On the Chinese ICO Ban
China’s central banking authority has banned ICOs. This decision seems to be very much a signal to Chinese crypto investors that China is opposed to the future narratives of cryptocurrency, but what does it say about the current state?
For China, cryptocurrency is a very complicated asset. On the one hand, provincial and state bureaucrats receive cryptocurrency as payments for allowing crypto miners to use state assets to further their economic systems (we see this in the case of governors who allow miners to receive power from a hydroelectric dam in exchange for a portion of the crypto-assets mined). This symbiotic relationship stretches far up the governance structure. On the other hand, the rulers of monetary policy see high net-worth individuals as using cryptocurrency to evade taxation and export money beyond the border of the republic in stark contrast to the decree of the ruling party. Exporting money from the mainland is strictly frowned upon but it’s next to impossible to isolate crypto to crypto movements to a physical location.
If I send money from one bitcoin address, let’s say at Huobi, to another address, it’s actually impossible for Huobi to verify where that address physically lives unless it’s on a list of known addresses. It’s totally possible that Huobi could maintain a list of known addresses, but for various technical and political reasons, that’s hard. The best effort most places can make is a checkbox pushing the assertion of the location of the destination onto the user, but that’s about as effective as coinbase’s famous “check this box if you’re a qualified investor” which was part of the problem with their flash crash (and now a defunct feature in their system). In short, tracking the movement of bitcoins beyond the addressing of the network is really hard.

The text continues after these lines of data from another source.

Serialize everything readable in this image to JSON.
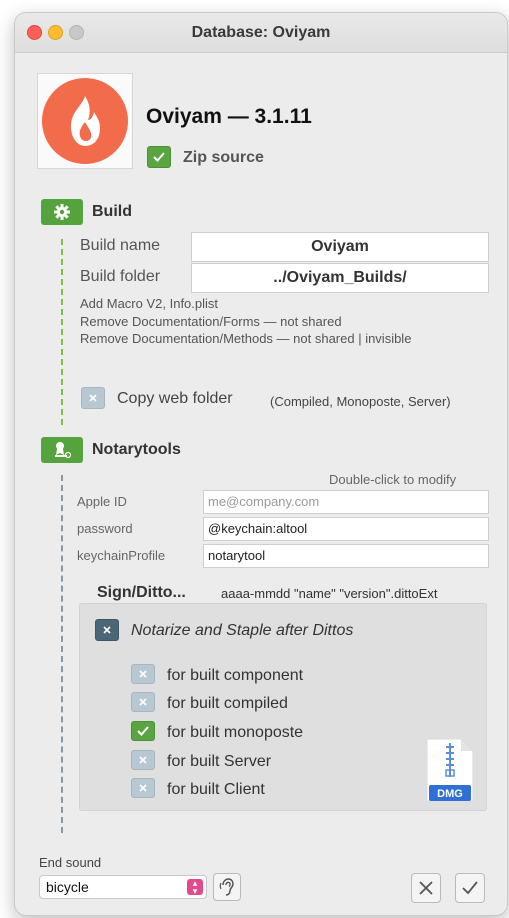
{
  "window": {
    "title": "Database: Oviyam"
  },
  "app": {
    "icon": "flame-logo-icon",
    "accent": "#f26b4a",
    "title": "Oviyam — 3.1.11"
  },
  "zip_source": {
    "label": "Zip source",
    "checked": true
  },
  "build": {
    "title": "Build",
    "icon": "gear-icon",
    "name_label": "Build name",
    "name_value": "Oviyam",
    "folder_label": "Build folder",
    "folder_value": "../Oviyam_Builds/",
    "notes": [
      "Add Macro V2, Info.plist",
      "Remove Documentation/Forms — not shared",
      "Remove Documentation/Methods — not shared | invisible"
    ],
    "copy_web_folder": {
      "label": "Copy web folder",
      "checked": false,
      "hint": "(Compiled, Monoposte, Server)"
    }
  },
  "notarytools": {
    "title": "Notarytools",
    "icon": "certificate-icon",
    "hint": "Double-click to modify",
    "apple_id_label": "Apple ID",
    "apple_id_placeholder": "me@company.com",
    "password_label": "password",
    "password_value": "@keychain:altool",
    "keychain_label": "keychainProfile",
    "keychain_value": "notarytool",
    "sign_title": "Sign/Ditto...",
    "sign_pattern": "aaaa-mmdd \"name\" \"version\".dittoExt",
    "notarize_label": "Notarize and Staple after Dittos",
    "notarize_checked": false,
    "options": [
      {
        "label": "for built component",
        "checked": false
      },
      {
        "label": "for built compiled",
        "checked": false
      },
      {
        "label": "for built monoposte",
        "checked": true
      },
      {
        "label": "for built Server",
        "checked": false
      },
      {
        "label": "for built Client",
        "checked": false
      }
    ],
    "dmg_label": "DMG"
  },
  "footer": {
    "end_sound_label": "End sound",
    "end_sound_value": "bicycle"
  },
  "colors": {
    "green": "#55a33d",
    "check_off": "#b8c8d2",
    "dmg_blue": "#2f6fd6"
  }
}
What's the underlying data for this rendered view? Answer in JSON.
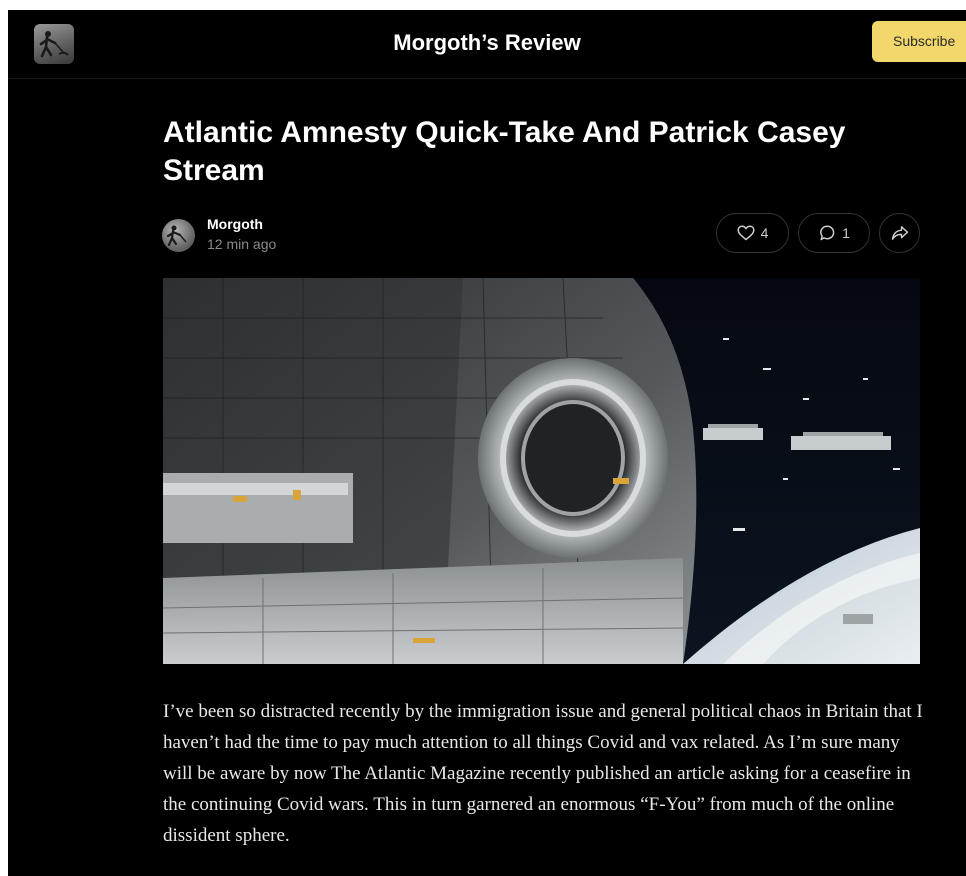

Getting back to the narrative of why China banned ICOs, it seems that the rulers of monetary policy wish to impose a chilling effect on the movement of currency out of China, but not to the point of outright banning all cryptocurrency because of how much investment those same rulers have in the asset class. In short, Chinese state actors own too much cryptocurrency to outright ban it, but they want to stop more money from fleeing the country (and new actors from becoming members of the ruling class). It is this catch-22 that leads them to impose what is essentially a meaningless ban on new ICOs, since the wealthy will still be able to invest in new ICOs, while still allowing exchanges to traffic in the very assets which allow the movement of value out of the country.
It seems likely that what will happen is that exchanges will remain active in China and ICOs will move out of China. The net effect will simply be that China does not recognize any net economic benefit from the establishment of new currencies and, at the same time, does almost nothing to stem the movement of value from their shores. This decision is, in effect, the worst of both worlds.
Even if China were to ban exchanges from trading anything except Bitcoin and Ethereum, it would still do nothing to stem the flow of value from the mainland. Anything short of a full ban on cryptocurrencies is effectively missing the forest for the trees and it seems, given how many cryptoassets are owned by the ruling party, extremely unlikely that such a ban would ever come to pass. That is to say, Bitcoin and Ethereum are synonymous with the ruling class of China, so why allow any new currency to threaten the embedded power structures?